Feathers, by Jacqueline Woodson
January, 1971. Sixth-grader Frannie isn't entirely sure what she's supposed to get out of the Emily Dickinson poem that her teacher has assigned:
Hope is the thing with feathers
that perches in the soul,
And sings the tune—without the words,
And never stops at all
She doesn't know what to make of the new boy in her classroom, a boy who looks White but says that he isn't; she's confused about how she and her friend Samantha are starting to see the world more and more differently. She's worried that her mother's recent fatigue is a precursor to falling back into grief and depression; she's angry when she sees the way other people react when they realize that her older brother is deaf.
Everywhere she looks, people are separated from each other by one thing or another: physically, like the highway that divides her Black neighborhood from the White one across the way; through ideas, like her new distance from Samantha; through language, like her brother and the girls who clearly find him attractive but balk at the idea of learning to sign; and through visible differences, like the new boy in her class. She's got a lot of questions and very few answers—but she's going to watch and listen and think and mull until she's further along the path of figuring it all out.
Feathers is 118 pages long, and it deals with SO much. The Black Power movement is ongoing, as is the Vietnam War. While both things are touched on, neither is a focus—but as background set-pieces, they work together to represent a larger version of the various characters' more personal hopes and fears. It deals very much with friendship dynamics—with growing apart, and with asserting one's own independence in terms of opinion and interests and thoughts. In some cases, it shows people being able to accept those changes in one another and grow back together again.
It deals with questions of identity and belonging:
"Anyway, it's strange—you don't see white boys at this school. Much as I hate to say it, Trevor's right—that boy belongs across the highway with the other white people."
"It's the nineteen seventies," I said. "Not the fifties. There's no more segregation, remember?"
"Try telling that to the people on the other side of the highway," Maribel said. "Or the people on this side. It's strange. Strange that he's coming to this side where he doesn't belong."
It was strange, but I wan't going to agree with Maribel about it. (10-11)
And I think it might be the first children's book I've ever read that deals frankly with miscarriage, with the emotional pain it can bring, not just to a mother, but to the entire family:
"You worrying, aren't you?"
"Aren't you?" I looked up at him. His eyes were red and puffy and he hadn't shaved. "Those other babies . . . ," I said slowly. "They . . . they died. Mama grew them for a while and then they were all gone again."
Daddy pulled me closer to him. "Here's the deal," he said. The elevator door opened and we walked out into the lobby past the weekend doorman. The lobby had mirrors and pretty tile floors and a fake fireplace with an electric log in it.
"You don't need to worry about what happened before. All you need to look at is what's happening now." He nudged my chin up so I would look at him. "And be happy about it. And if it means you only get to be happy for a month or two months or three months, so what. A month or two months or three months is a good long time."

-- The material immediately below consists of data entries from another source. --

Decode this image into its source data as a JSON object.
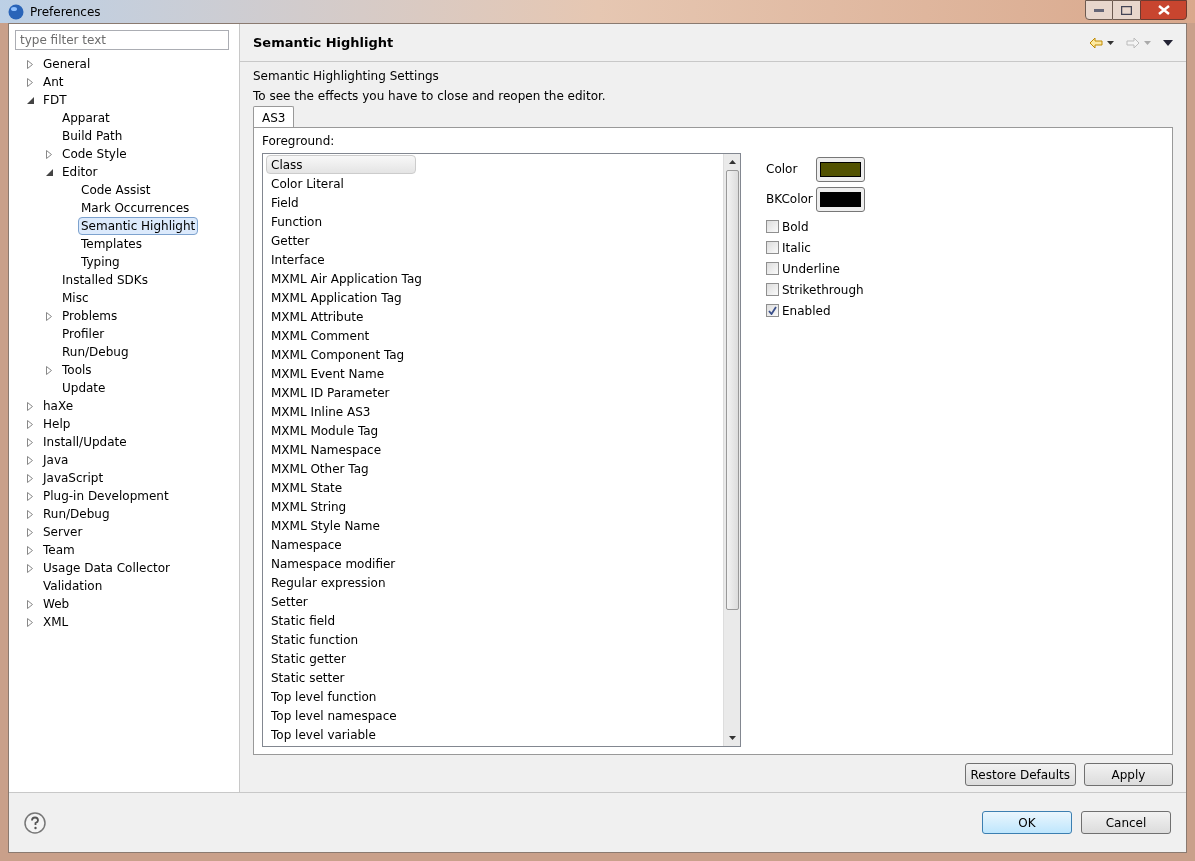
{
  "window": {
    "title": "Preferences"
  },
  "filter": {
    "placeholder": "type filter text"
  },
  "tree": [
    {
      "label": "General",
      "expanded": false,
      "selected": false
    },
    {
      "label": "Ant",
      "expanded": false,
      "selected": false
    },
    {
      "label": "FDT",
      "expanded": true,
      "selected": false,
      "children": [
        {
          "label": "Apparat",
          "selected": false
        },
        {
          "label": "Build Path",
          "selected": false
        },
        {
          "label": "Code Style",
          "expanded": false,
          "selected": false
        },
        {
          "label": "Editor",
          "expanded": true,
          "selected": false,
          "children": [
            {
              "label": "Code Assist",
              "selected": false
            },
            {
              "label": "Mark Occurrences",
              "selected": false
            },
            {
              "label": "Semantic Highlight",
              "selected": true
            },
            {
              "label": "Templates",
              "selected": false
            },
            {
              "label": "Typing",
              "selected": false
            }
          ]
        },
        {
          "label": "Installed SDKs",
          "selected": false
        },
        {
          "label": "Misc",
          "selected": false
        },
        {
          "label": "Problems",
          "expanded": false,
          "selected": false
        },
        {
          "label": "Profiler",
          "selected": false
        },
        {
          "label": "Run/Debug",
          "selected": false
        },
        {
          "label": "Tools",
          "expanded": false,
          "selected": false
        },
        {
          "label": "Update",
          "selected": false
        }
      ]
    },
    {
      "label": "haXe",
      "expanded": false,
      "selected": false
    },
    {
      "label": "Help",
      "expanded": false,
      "selected": false
    },
    {
      "label": "Install/Update",
      "expanded": false,
      "selected": false
    },
    {
      "label": "Java",
      "expanded": false,
      "selected": false
    },
    {
      "label": "JavaScript",
      "expanded": false,
      "selected": false
    },
    {
      "label": "Plug-in Development",
      "expanded": false,
      "selected": false
    },
    {
      "label": "Run/Debug",
      "expanded": false,
      "selected": false
    },
    {
      "label": "Server",
      "expanded": false,
      "selected": false
    },
    {
      "label": "Team",
      "expanded": false,
      "selected": false
    },
    {
      "label": "Usage Data Collector",
      "expanded": false,
      "selected": false
    },
    {
      "label": "Validation",
      "selected": false
    },
    {
      "label": "Web",
      "expanded": false,
      "selected": false
    },
    {
      "label": "XML",
      "expanded": false,
      "selected": false
    }
  ],
  "page": {
    "title": "Semantic Highlight",
    "heading": "Semantic Highlighting Settings",
    "note": "To see the effects you have to close and reopen the editor."
  },
  "tabs": [
    {
      "label": "AS3",
      "selected": true
    }
  ],
  "foreground_label": "Foreground:",
  "elements": [
    {
      "label": "Class",
      "selected": true
    },
    {
      "label": "Color Literal",
      "selected": false
    },
    {
      "label": "Field",
      "selected": false
    },
    {
      "label": "Function",
      "selected": false
    },
    {
      "label": "Getter",
      "selected": false
    },
    {
      "label": "Interface",
      "selected": false
    },
    {
      "label": "MXML Air Application Tag",
      "selected": false
    },
    {
      "label": "MXML Application Tag",
      "selected": false
    },
    {
      "label": "MXML Attribute",
      "selected": false
    },
    {
      "label": "MXML Comment",
      "selected": false
    },
    {
      "label": "MXML Component Tag",
      "selected": false
    },
    {
      "label": "MXML Event Name",
      "selected": false
    },
    {
      "label": "MXML ID Parameter",
      "selected": false
    },
    {
      "label": "MXML Inline AS3",
      "selected": false
    },
    {
      "label": "MXML Module Tag",
      "selected": false
    },
    {
      "label": "MXML Namespace",
      "selected": false
    },
    {
      "label": "MXML Other Tag",
      "selected": false
    },
    {
      "label": "MXML State",
      "selected": false
    },
    {
      "label": "MXML String",
      "selected": false
    },
    {
      "label": "MXML Style Name",
      "selected": false
    },
    {
      "label": "Namespace",
      "selected": false
    },
    {
      "label": "Namespace modifier",
      "selected": false
    },
    {
      "label": "Regular expression",
      "selected": false
    },
    {
      "label": "Setter",
      "selected": false
    },
    {
      "label": "Static field",
      "selected": false
    },
    {
      "label": "Static function",
      "selected": false
    },
    {
      "label": "Static getter",
      "selected": false
    },
    {
      "label": "Static setter",
      "selected": false
    },
    {
      "label": "Top level function",
      "selected": false
    },
    {
      "label": "Top level namespace",
      "selected": false
    },
    {
      "label": "Top level variable",
      "selected": false
    }
  ],
  "colors": [
    {
      "label": "Color",
      "color": "#525200"
    },
    {
      "label": "BKColor",
      "color": "#000000"
    }
  ],
  "options": [
    {
      "label": "Bold",
      "checked": false
    },
    {
      "label": "Italic",
      "checked": false
    },
    {
      "label": "Underline",
      "checked": false
    },
    {
      "label": "Strikethrough",
      "checked": false
    },
    {
      "label": "Enabled",
      "checked": true
    }
  ],
  "page_buttons": [
    "Restore Defaults",
    "Apply"
  ],
  "dialog_buttons": [
    {
      "label": "OK",
      "default": true
    },
    {
      "label": "Cancel",
      "default": false
    }
  ]
}
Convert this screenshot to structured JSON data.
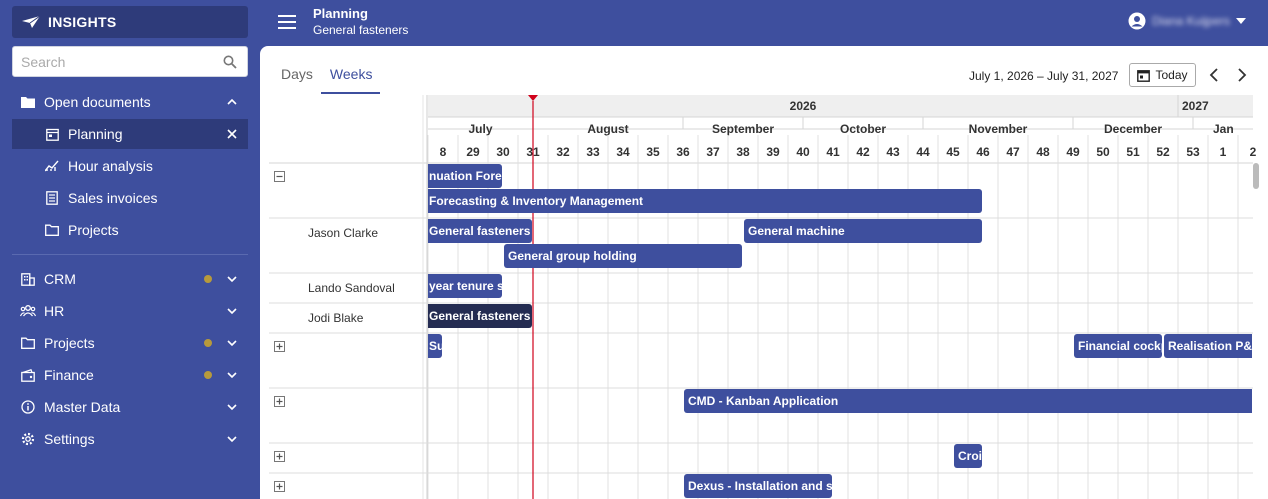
{
  "brand": {
    "name": "INSIGHTS"
  },
  "search": {
    "placeholder": "Search"
  },
  "sidebar": {
    "open_documents": "Open documents",
    "sub_items": [
      {
        "label": "Planning",
        "icon": "calendar-icon",
        "active": true
      },
      {
        "label": "Hour analysis",
        "icon": "chart-line-icon"
      },
      {
        "label": "Sales invoices",
        "icon": "invoice-icon"
      },
      {
        "label": "Projects",
        "icon": "folder-icon"
      }
    ],
    "sections": [
      {
        "label": "CRM",
        "icon": "building-icon",
        "dot": true
      },
      {
        "label": "HR",
        "icon": "people-icon",
        "dot": false
      },
      {
        "label": "Projects",
        "icon": "folder-icon",
        "dot": true
      },
      {
        "label": "Finance",
        "icon": "finance-icon",
        "dot": true
      },
      {
        "label": "Master Data",
        "icon": "info-icon",
        "dot": false
      },
      {
        "label": "Settings",
        "icon": "gear-icon",
        "dot": false
      }
    ]
  },
  "header": {
    "title": "Planning",
    "subtitle": "General fasteners",
    "user_name": "Diana Kuijpers"
  },
  "toolbar": {
    "tabs": [
      "Days",
      "Weeks"
    ],
    "active_tab": "Weeks",
    "date_range": "July 1, 2026 – July 31, 2027",
    "today_label": "Today"
  },
  "gantt": {
    "years": [
      {
        "label": "2026",
        "from": 0,
        "to": 25
      },
      {
        "label": "2027",
        "from": 25,
        "to": 28
      }
    ],
    "months": [
      {
        "label": "July",
        "from": 0,
        "to": 3.5
      },
      {
        "label": "August",
        "from": 3.5,
        "to": 8.5
      },
      {
        "label": "September",
        "from": 8.5,
        "to": 12.5
      },
      {
        "label": "October",
        "from": 12.5,
        "to": 16.5
      },
      {
        "label": "November",
        "from": 16.5,
        "to": 21.5
      },
      {
        "label": "December",
        "from": 21.5,
        "to": 25.5
      },
      {
        "label": "Jan",
        "from": 25.5,
        "to": 28
      }
    ],
    "weeks": [
      "8",
      "29",
      "30",
      "31",
      "32",
      "33",
      "34",
      "35",
      "36",
      "37",
      "38",
      "39",
      "40",
      "41",
      "42",
      "43",
      "44",
      "45",
      "46",
      "47",
      "48",
      "49",
      "50",
      "51",
      "52",
      "53",
      "1",
      "2"
    ],
    "today_week": 3.5,
    "rows": [
      {
        "resource": "",
        "expander": "−",
        "lines": 2
      },
      {
        "resource": "Jason Clarke",
        "lines": 2
      },
      {
        "resource": "Lando Sandoval",
        "lines": 1
      },
      {
        "resource": "Jodi Blake",
        "lines": 1
      },
      {
        "resource": "",
        "expander": "+",
        "lines": 2
      },
      {
        "resource": "",
        "expander": "+",
        "lines": 2
      },
      {
        "resource": "",
        "expander": "+",
        "lines": 1
      },
      {
        "resource": "",
        "expander": "+",
        "lines": 1
      }
    ],
    "tasks": [
      {
        "label": "nuation Forec",
        "row": 0,
        "line": 0,
        "start": 0,
        "end": 2.5,
        "cut_left": true
      },
      {
        "label": "Forecasting & Inventory Management",
        "row": 0,
        "line": 1,
        "start": 0,
        "end": 18.5,
        "cut_left": true
      },
      {
        "label": "General fasteners",
        "row": 1,
        "line": 0,
        "start": 0,
        "end": 3.5,
        "cut_left": true
      },
      {
        "label": "General machine",
        "row": 1,
        "line": 0,
        "start": 10.5,
        "end": 18.5
      },
      {
        "label": "General group holding",
        "row": 1,
        "line": 1,
        "start": 2.5,
        "end": 10.5
      },
      {
        "label": "year tenure se",
        "row": 2,
        "line": 0,
        "start": 0,
        "end": 2.5,
        "cut_left": true
      },
      {
        "label": "General fasteners",
        "row": 3,
        "line": 0,
        "start": 0,
        "end": 3.5,
        "cut_left": true,
        "dark": true
      },
      {
        "label": "Su",
        "row": 4,
        "line": 0,
        "start": 0,
        "end": 0.5,
        "cut_left": true
      },
      {
        "label": "Financial cockp",
        "row": 4,
        "line": 0,
        "start": 21.5,
        "end": 24.5
      },
      {
        "label": "Realisation P&l",
        "row": 4,
        "line": 0,
        "start": 24.5,
        "end": 27.5,
        "cut_right": true
      },
      {
        "label": "CMD - Kanban Application",
        "row": 5,
        "line": 0,
        "start": 8.5,
        "end": 28,
        "cut_right": true
      },
      {
        "label": "Croi",
        "row": 6,
        "line": 0,
        "start": 17.5,
        "end": 18.5
      },
      {
        "label": "Dexus - Installation and su",
        "row": 7,
        "line": 0,
        "start": 8.5,
        "end": 13.5
      }
    ]
  },
  "colors": {
    "primary": "#3e4f9e",
    "primary_dark": "#2e3b7a",
    "selected_task": "#242c52",
    "today_line": "#d0021b",
    "notification_dot": "#b79a3c"
  }
}
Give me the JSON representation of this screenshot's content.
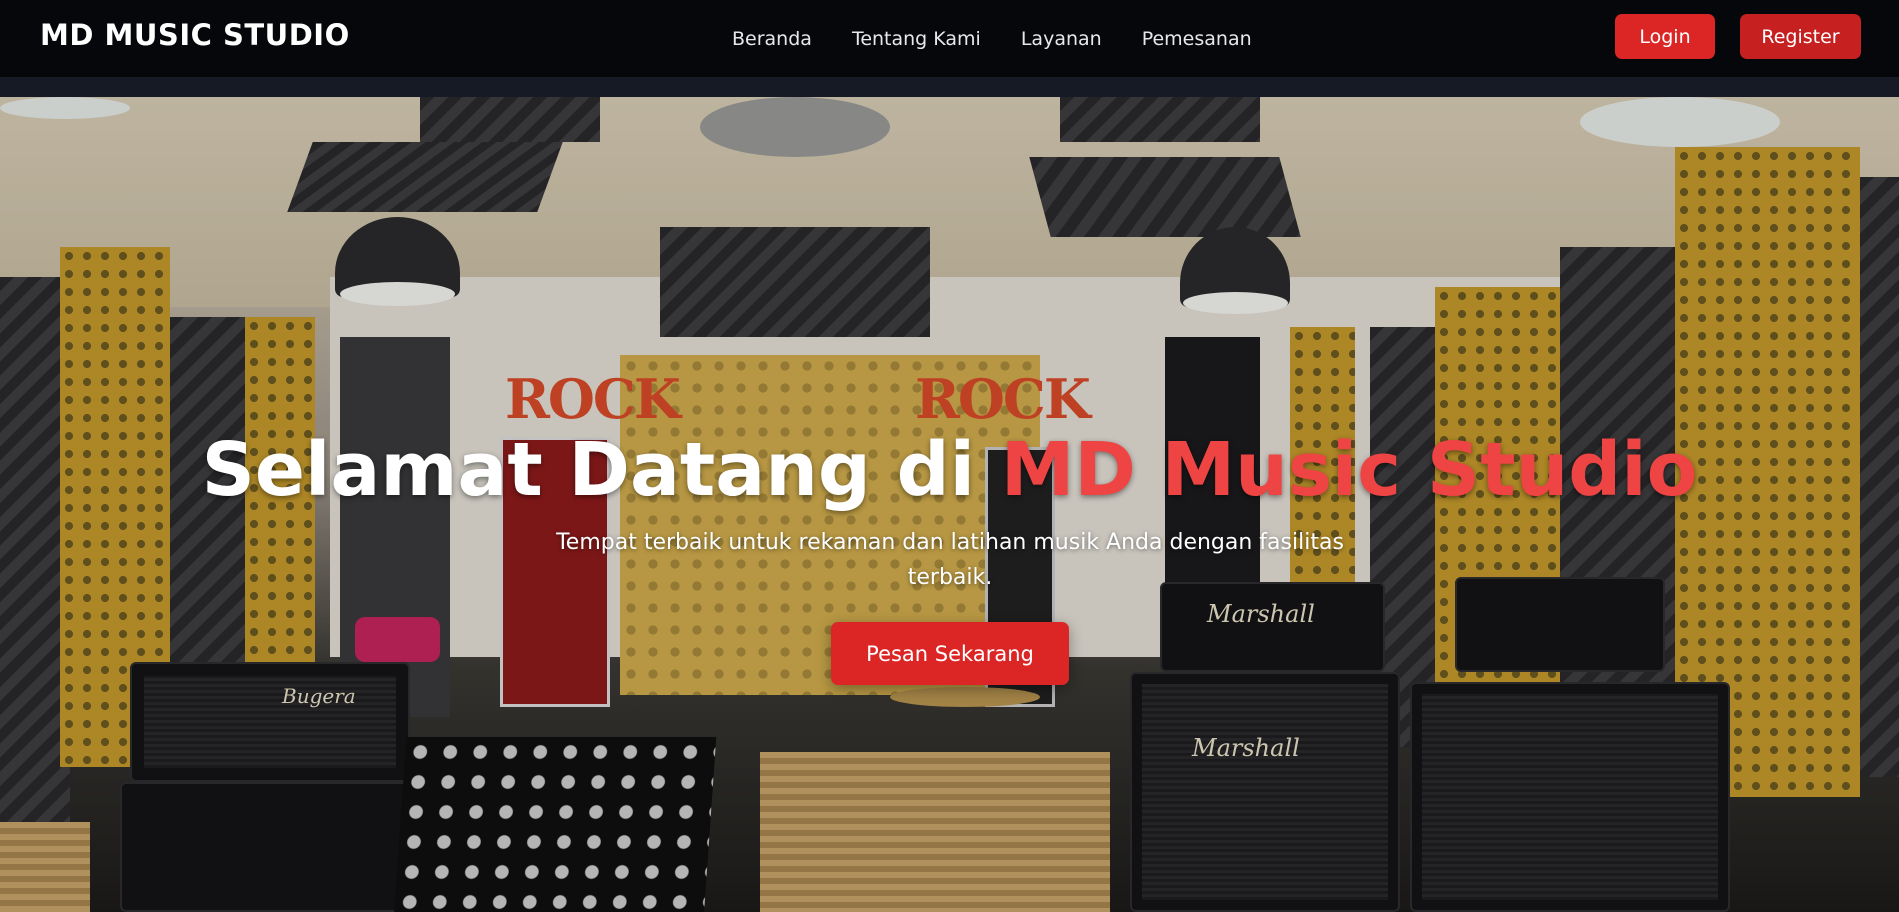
{
  "navbar": {
    "brand": "MD MUSIC STUDIO",
    "links": [
      {
        "label": "Beranda"
      },
      {
        "label": "Tentang Kami"
      },
      {
        "label": "Layanan"
      },
      {
        "label": "Pemesanan"
      }
    ],
    "login_label": "Login",
    "register_label": "Register"
  },
  "hero": {
    "title_prefix": "Selamat Datang di ",
    "title_accent": "MD Music Studio",
    "subtitle": "Tempat terbaik untuk rekaman dan latihan musik Anda dengan fasilitas terbaik.",
    "cta_label": "Pesan Sekarang",
    "background_signs": [
      "ROCK",
      "ROCK"
    ],
    "amp_brands": [
      "Marshall",
      "Marshall",
      "Bugera"
    ]
  },
  "colors": {
    "navbar_bg": "#05070b",
    "accent_red": "#dc2626",
    "title_accent": "#ef4444",
    "text_white": "#ffffff"
  }
}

I kept looking up at him. My head felt like it was all swirly inside. Felt like if somebody lifted the ground out from beneath me, I'd just float off somewhere. I shivered, took my hand out of Daddy's and shoved it in my pocket. (58-59)
It's beautifully written—my notes are basically just two pages of starred numbers, which, in my shorthand, means that there's something I might want to share on that page. For instance, this moment, after an emotional moment in Frannie's classroom:
Usually, when Ms. Johnson left the room, we lost our minds with talking and jumping around and throwing things at each other. Rayray always acted the craziest. He could do standing backflips and usually did them in the aisle. But that day, he just sat quietly in his seat, rolling his pencil slowly back and forth across his desk. That day, the room was completely quiet. It was like we were all glued to our seats. It was like somebody had come into the room and gently lifted our tongues right on out of our mouths. (27-28)
There's a whole lot of imagery about lifting up, floating away, being unmoored—the excerpts above are just two instances. There are also a lot of descriptions of physical isolation, like the moment above when Frannie takes her hand out of her father's and puts it in her pocket, but there are also a lot of moments when people come together, rejoin hands, bump shoulders.
It's about different forms of faith, about right vs. wrong and about doing the right thing because it's right in your heart and in your gut, not because someone told you to or because certain people are watching or because you want something specific in the long run. It touches on economic class; about children taking on the attitudes and prejudices of their parents; it deals with bullying, both in terms of the reasons people are bullies and the effects that bullying has on the victims.
Again, Feathers is only 118 pages long. It's quiet and lovely and pretty much a marvel. If you haven't read it, do.